Liz Sheffield is a freelance writer with a background in training and development. She specializes in writing about everything related to the human side of business. You can contact her via LinkedIn or Twitter.
Have you ever been talking with someone about your eLearning technology or design when that person suggests you “just” move that image, or “just” change an activity, or “just” modify some text?
That person might follow-up the statement, “It shouldn’t take too much time, right?”
In the spirit of transparency, when I first started working with eLearning designers, that was me. I’m the person who thought technology meant it was easy to make changes. But thanks to some patient designers, I’ve learned there’s a lot required to design an effective eLearning module.
If you run into a non-techie, what’s the best way to communicate with him or her so that you can partner to deliver a great eLearning design?
Determine a common language
As you talk with this person, try to determine their level of understanding. If they look confused about a term you use, explain it. Ask the person about his or her past experiences with eLearning development. This will give you a better idea of what you need to explain.
Look for ways to draw an analogy to illustrate a concept. Is there a project you’ve worked on previously that used the same technology or had the same requirements? Mention that as a reference point. Or there might be a public example that illustrates what you need to say about how the technology behind your eLearning design works.
Be specific about what you need
To avoid misunderstandings, be as specific as possible about what you need from this person. If you need a specific file type, file size, or access, provide concrete details. Don’t use general terms such as “the file can’t be too big” or “send me this as an image.” Instead, tell them the file has to be a .jpg and can’t be more than 1 MB or it won’t work.
Assume positive intent
This person wants a successful outcome just as much as you do. Keep that in mind and assume positive intentions. It may feel like he or she is making your life miserable with question after question, multiple change requests, and unreasonable timelines. But the intent behind those requests is a desire to make sure your eLearning design is the best it can be.

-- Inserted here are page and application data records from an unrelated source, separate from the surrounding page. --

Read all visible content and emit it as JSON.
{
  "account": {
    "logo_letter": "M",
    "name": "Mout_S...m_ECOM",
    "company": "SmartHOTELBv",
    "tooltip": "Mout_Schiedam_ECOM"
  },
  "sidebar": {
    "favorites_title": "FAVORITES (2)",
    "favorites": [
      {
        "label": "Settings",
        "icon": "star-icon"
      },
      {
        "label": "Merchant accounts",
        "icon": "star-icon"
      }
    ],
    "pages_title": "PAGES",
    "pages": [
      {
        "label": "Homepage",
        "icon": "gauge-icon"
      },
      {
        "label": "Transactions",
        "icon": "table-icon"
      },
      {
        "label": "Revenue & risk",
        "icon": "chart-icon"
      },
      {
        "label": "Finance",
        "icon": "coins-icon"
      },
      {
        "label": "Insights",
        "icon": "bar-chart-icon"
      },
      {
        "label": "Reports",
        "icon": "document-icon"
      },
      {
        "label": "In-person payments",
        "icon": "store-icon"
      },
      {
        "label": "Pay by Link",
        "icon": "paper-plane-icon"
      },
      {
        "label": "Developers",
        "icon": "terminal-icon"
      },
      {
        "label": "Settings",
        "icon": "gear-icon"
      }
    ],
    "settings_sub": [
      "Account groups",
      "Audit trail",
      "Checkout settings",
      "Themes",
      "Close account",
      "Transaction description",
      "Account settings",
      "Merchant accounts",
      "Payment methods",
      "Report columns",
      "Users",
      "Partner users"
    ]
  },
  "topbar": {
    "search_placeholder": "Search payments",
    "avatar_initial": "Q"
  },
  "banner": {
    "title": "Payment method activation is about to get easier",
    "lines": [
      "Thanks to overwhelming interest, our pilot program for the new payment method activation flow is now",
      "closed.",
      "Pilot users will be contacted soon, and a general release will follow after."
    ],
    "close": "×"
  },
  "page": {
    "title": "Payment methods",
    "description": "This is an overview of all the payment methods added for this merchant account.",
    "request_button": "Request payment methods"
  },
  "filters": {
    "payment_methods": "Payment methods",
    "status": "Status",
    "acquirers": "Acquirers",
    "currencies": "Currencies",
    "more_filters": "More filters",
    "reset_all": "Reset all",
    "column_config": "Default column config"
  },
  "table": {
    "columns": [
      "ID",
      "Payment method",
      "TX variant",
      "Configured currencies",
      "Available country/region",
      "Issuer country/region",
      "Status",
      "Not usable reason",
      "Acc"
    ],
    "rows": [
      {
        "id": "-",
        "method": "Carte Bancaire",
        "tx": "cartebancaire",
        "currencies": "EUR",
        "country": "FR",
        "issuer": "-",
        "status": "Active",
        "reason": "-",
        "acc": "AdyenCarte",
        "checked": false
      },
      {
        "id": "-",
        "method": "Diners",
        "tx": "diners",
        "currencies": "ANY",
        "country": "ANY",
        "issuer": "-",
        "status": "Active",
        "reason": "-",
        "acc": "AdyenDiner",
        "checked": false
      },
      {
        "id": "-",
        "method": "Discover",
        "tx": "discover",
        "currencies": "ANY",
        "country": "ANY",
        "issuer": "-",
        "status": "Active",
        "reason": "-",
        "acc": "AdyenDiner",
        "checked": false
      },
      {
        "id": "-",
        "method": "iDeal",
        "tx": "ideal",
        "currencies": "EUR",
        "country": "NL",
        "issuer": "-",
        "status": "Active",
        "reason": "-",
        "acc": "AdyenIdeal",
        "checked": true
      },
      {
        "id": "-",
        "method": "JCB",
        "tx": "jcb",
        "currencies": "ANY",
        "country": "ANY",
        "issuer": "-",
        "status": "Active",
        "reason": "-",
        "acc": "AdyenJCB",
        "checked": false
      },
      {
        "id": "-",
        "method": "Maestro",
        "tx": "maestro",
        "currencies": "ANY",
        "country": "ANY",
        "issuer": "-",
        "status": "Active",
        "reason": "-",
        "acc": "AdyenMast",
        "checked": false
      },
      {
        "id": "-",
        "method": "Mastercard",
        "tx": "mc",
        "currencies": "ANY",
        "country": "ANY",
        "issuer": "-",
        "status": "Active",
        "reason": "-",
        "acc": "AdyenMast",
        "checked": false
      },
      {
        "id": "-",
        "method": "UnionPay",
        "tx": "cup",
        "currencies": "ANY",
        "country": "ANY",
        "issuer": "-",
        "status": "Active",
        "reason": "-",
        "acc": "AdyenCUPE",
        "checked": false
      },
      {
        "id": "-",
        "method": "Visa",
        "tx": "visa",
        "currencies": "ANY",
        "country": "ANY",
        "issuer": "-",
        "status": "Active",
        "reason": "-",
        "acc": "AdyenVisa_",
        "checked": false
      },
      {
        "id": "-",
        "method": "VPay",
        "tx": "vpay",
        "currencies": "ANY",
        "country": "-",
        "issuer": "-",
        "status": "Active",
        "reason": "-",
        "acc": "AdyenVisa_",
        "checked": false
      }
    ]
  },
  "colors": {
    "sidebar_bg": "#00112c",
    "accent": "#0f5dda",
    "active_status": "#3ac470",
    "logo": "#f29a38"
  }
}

With a little patience and a desire to effectively communicate, you’ll be able to achieve success. And, you might just create an advocate while you’re at it.